Rivers admits this is a lot of work.

“But it’s the only way we can get a sample of reasonable size that allows us to best understand the breeding habitat that this species needs,” he says.

The goal of studying marbled murrelets is to provide information for management policies and practices in forests where the birds nest.

“In particular, we want to know where they nest on the landscape, what influences their ability to nest successfully, and ultimately how timber harvest near nest stands may influence their ability to breed successfully,” Nelson began studying the birds in the 1980s, and her existing research is an integral part of the project.

“We found the first nest of this species in Oregon in 1990,” she says. “Since then my work has focused on finding nest sites, studying breeding ecology, using modeling to describe optimal habitat, assessing the impacts of fragmentation and predation, mapping forgaging hot spots and more.”

Nelson calls murrelets cryptic and secretive. “They’ve foiled biologists for centuries,” she says.

Now the team is adopting a new approach to finding murrelet nests by building upon knowledge and techniques gained from other murrelet research and adapting it to conditions specific to Oregon.

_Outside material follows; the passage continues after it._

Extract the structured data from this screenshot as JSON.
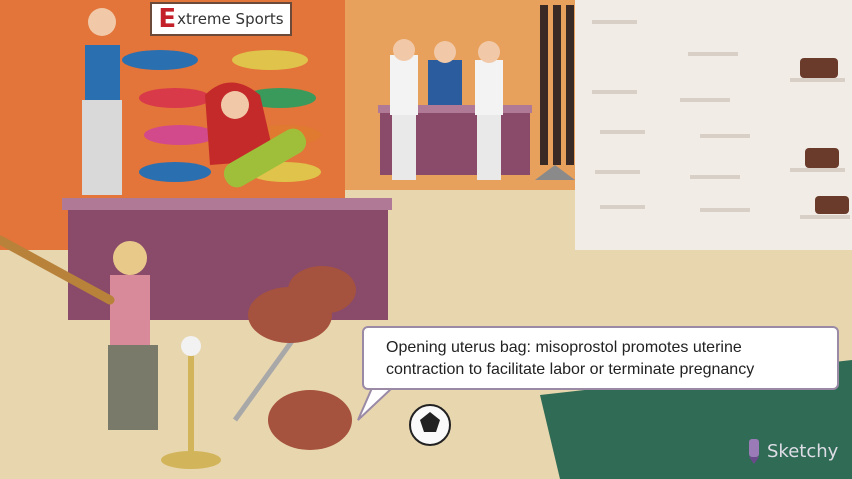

To help find the birds’ cryptic nests, the research team is also working with researchers with the National Oceanic and Atmospheric Administration and a private NGO, Oceans Unmanned, to fly unmanned aerial vehicles (UAVs) with thermal infrared cameras in coastal forests to help locate active nests.

“Using UAVs to conduct this kind of research is cutting edge,” Rivers says. “No one has used them to locate cryptic nests within complex terrestrial habitats, in part because of logistical challenges and because of extensive regulations. Nevertheless, we really need to find murrelets nests and monitor them to better understand their breeding habits, and UAVs offer us a promising opportunity in this regard.”

After a successful pilot season in 2016, the research is ongoing and ever expanding.

“The ocean conditions are expected to provide good foraging opportunities for birds during future breeding seasons,” Rivers says. “Our goal is to capture and tag a large sample of the murrelets on the ocean with tracking tags, and continue that approach to obtain data in multiple years. This project requires us to capture a large number of birds because an unknown proportion of adults forgo breeding, so some tagged birds may not nest within the timeframe that the tracking tags are functional.”

If the project goes well and enough data are collected, the research team will be able to make recommendations to land managers about how murrelet habitat should be managed to sustain murrelet populations.

“This study should be able to say something about their habitat needs and requirements in Oregon in particular,” Rivers says. “Ultimately, we want to learn how forest management practices may influence this threatened species so we can provide information for adaptive management to reach both economic and ecological goals.”